__PROBLEM TO WORK ON__: Leave every entry as it is and write the data out in full.

__MATERIAL SUPPLIED__:
= Beginning of Section =

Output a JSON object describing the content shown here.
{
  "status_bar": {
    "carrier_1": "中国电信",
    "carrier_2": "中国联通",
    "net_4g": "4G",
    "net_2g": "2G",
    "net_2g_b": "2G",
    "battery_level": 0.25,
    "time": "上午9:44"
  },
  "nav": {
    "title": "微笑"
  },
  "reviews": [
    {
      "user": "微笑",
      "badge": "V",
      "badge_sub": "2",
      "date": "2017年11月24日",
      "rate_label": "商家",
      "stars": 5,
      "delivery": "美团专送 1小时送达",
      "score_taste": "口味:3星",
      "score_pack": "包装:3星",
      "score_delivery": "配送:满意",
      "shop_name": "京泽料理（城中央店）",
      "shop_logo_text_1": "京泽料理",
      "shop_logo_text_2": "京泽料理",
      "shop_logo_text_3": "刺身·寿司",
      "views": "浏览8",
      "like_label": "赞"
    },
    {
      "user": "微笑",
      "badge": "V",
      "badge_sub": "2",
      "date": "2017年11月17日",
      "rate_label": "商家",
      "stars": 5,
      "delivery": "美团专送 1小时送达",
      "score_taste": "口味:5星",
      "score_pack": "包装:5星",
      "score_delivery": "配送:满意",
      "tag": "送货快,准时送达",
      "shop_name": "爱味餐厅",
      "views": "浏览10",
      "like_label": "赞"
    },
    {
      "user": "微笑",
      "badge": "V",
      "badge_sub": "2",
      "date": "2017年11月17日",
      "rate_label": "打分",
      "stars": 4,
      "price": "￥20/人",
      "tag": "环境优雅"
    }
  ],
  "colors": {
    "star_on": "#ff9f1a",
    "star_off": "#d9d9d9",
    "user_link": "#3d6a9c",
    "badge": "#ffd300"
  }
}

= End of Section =

__ANSWER SPACE__:
Output a JSON object describing the content shown here.
{
  "status_bar": {
    "carrier_1": "中国电信",
    "carrier_2": "中国联通",
    "net_4g": "4G",
    "net_2g": "2G",
    "net_2g_b": "2G",
    "battery_level": 0.25,
    "time": "上午9:44"
  },
  "nav": {
    "title": "微笑"
  },
  "reviews": [
    {
      "user": "微笑",
      "badge": "V",
      "badge_sub": "2",
      "date": "2017年11月24日",
      "rate_label": "商家",
      "stars": 5,
      "delivery": "美团专送 1小时送达",
      "score_taste": "口味:3星",
      "score_pack": "包装:3星",
      "score_delivery": "配送:满意",
      "shop_name": "京泽料理（城中央店）",
      "shop_logo_text_1": "京泽料理",
      "shop_logo_text_2": "京泽料理",
      "shop_logo_text_3": "刺身·寿司",
      "views": "浏览8",
      "like_label": "赞"
    },
    {
      "user": "微笑",
      "badge": "V",
      "badge_sub": "2",
      "date": "2017年11月17日",
      "rate_label": "商家",
      "stars": 5,
      "delivery": "美团专送 1小时送达",
      "score_taste": "口味:5星",
      "score_pack": "包装:5星",
      "score_delivery": "配送:满意",
      "tag": "送货快,准时送达",
      "shop_name": "爱味餐厅",
      "views": "浏览10",
      "like_label": "赞"
    },
    {
      "user": "微笑",
      "badge": "V",
      "badge_sub": "2",
      "date": "2017年11月17日",
      "rate_label": "打分",
      "stars": 4,
      "price": "￥20/人",
      "tag": "环境优雅"
    }
  ],
  "colors": {
    "star_on": "#ff9f1a",
    "star_off": "#d9d9d9",
    "user_link": "#3d6a9c",
    "badge": "#ffd300"
  }
}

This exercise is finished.